**How to complete this task:**
All of the entries are to be restated word for word.

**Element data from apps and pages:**
▽

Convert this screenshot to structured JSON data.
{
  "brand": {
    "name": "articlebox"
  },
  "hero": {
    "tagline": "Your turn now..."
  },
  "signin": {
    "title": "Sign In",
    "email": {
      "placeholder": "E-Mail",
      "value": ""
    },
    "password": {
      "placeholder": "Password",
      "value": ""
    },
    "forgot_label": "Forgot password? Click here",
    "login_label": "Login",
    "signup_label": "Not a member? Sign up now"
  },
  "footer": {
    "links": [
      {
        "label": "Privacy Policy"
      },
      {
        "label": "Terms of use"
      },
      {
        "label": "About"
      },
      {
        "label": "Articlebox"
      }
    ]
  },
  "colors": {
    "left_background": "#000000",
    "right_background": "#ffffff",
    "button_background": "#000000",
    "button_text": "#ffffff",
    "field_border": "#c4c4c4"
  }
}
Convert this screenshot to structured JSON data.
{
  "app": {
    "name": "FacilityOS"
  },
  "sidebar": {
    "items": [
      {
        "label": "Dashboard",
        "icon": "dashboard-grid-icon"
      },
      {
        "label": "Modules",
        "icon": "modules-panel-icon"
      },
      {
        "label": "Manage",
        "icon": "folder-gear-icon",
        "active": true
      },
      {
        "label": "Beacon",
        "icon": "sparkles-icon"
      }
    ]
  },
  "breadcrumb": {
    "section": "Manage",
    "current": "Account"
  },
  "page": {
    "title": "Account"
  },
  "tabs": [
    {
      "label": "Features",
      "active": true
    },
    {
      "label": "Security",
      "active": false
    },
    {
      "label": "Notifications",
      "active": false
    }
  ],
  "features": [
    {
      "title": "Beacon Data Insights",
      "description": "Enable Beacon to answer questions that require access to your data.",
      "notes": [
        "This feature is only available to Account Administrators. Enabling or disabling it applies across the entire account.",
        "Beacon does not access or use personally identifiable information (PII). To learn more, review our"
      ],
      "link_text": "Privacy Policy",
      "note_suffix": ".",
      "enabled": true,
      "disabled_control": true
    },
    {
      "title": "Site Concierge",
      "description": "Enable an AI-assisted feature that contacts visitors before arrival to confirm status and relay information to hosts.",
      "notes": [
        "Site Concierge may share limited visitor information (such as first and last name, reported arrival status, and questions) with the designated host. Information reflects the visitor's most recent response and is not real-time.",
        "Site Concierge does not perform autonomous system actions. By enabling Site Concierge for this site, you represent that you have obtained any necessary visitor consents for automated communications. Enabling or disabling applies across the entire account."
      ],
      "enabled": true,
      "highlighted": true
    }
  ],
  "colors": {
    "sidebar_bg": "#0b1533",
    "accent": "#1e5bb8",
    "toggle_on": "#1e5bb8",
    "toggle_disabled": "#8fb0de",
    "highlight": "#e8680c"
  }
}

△

**Expected output:**
Convert this screenshot to structured JSON data.
{
  "brand": {
    "name": "articlebox"
  },
  "hero": {
    "tagline": "Your turn now..."
  },
  "signin": {
    "title": "Sign In",
    "email": {
      "placeholder": "E-Mail",
      "value": ""
    },
    "password": {
      "placeholder": "Password",
      "value": ""
    },
    "forgot_label": "Forgot password? Click here",
    "login_label": "Login",
    "signup_label": "Not a member? Sign up now"
  },
  "footer": {
    "links": [
      {
        "label": "Privacy Policy"
      },
      {
        "label": "Terms of use"
      },
      {
        "label": "About"
      },
      {
        "label": "Articlebox"
      }
    ]
  },
  "colors": {
    "left_background": "#000000",
    "right_background": "#ffffff",
    "button_background": "#000000",
    "button_text": "#ffffff",
    "field_border": "#c4c4c4"
  }
}
Convert this screenshot to structured JSON data.
{
  "app": {
    "name": "FacilityOS"
  },
  "sidebar": {
    "items": [
      {
        "label": "Dashboard",
        "icon": "dashboard-grid-icon"
      },
      {
        "label": "Modules",
        "icon": "modules-panel-icon"
      },
      {
        "label": "Manage",
        "icon": "folder-gear-icon",
        "active": true
      },
      {
        "label": "Beacon",
        "icon": "sparkles-icon"
      }
    ]
  },
  "breadcrumb": {
    "section": "Manage",
    "current": "Account"
  },
  "page": {
    "title": "Account"
  },
  "tabs": [
    {
      "label": "Features",
      "active": true
    },
    {
      "label": "Security",
      "active": false
    },
    {
      "label": "Notifications",
      "active": false
    }
  ],
  "features": [
    {
      "title": "Beacon Data Insights",
      "description": "Enable Beacon to answer questions that require access to your data.",
      "notes": [
        "This feature is only available to Account Administrators. Enabling or disabling it applies across the entire account.",
        "Beacon does not access or use personally identifiable information (PII). To learn more, review our"
      ],
      "link_text": "Privacy Policy",
      "note_suffix": ".",
      "enabled": true,
      "disabled_control": true
    },
    {
      "title": "Site Concierge",
      "description": "Enable an AI-assisted feature that contacts visitors before arrival to confirm status and relay information to hosts.",
      "notes": [
        "Site Concierge may share limited visitor information (such as first and last name, reported arrival status, and questions) with the designated host. Information reflects the visitor's most recent response and is not real-time.",
        "Site Concierge does not perform autonomous system actions. By enabling Site Concierge for this site, you represent that you have obtained any necessary visitor consents for automated communications. Enabling or disabling applies across the entire account."
      ],
      "enabled": true,
      "highlighted": true
    }
  ],
  "colors": {
    "sidebar_bg": "#0b1533",
    "accent": "#1e5bb8",
    "toggle_on": "#1e5bb8",
    "toggle_disabled": "#8fb0de",
    "highlight": "#e8680c"
  }
}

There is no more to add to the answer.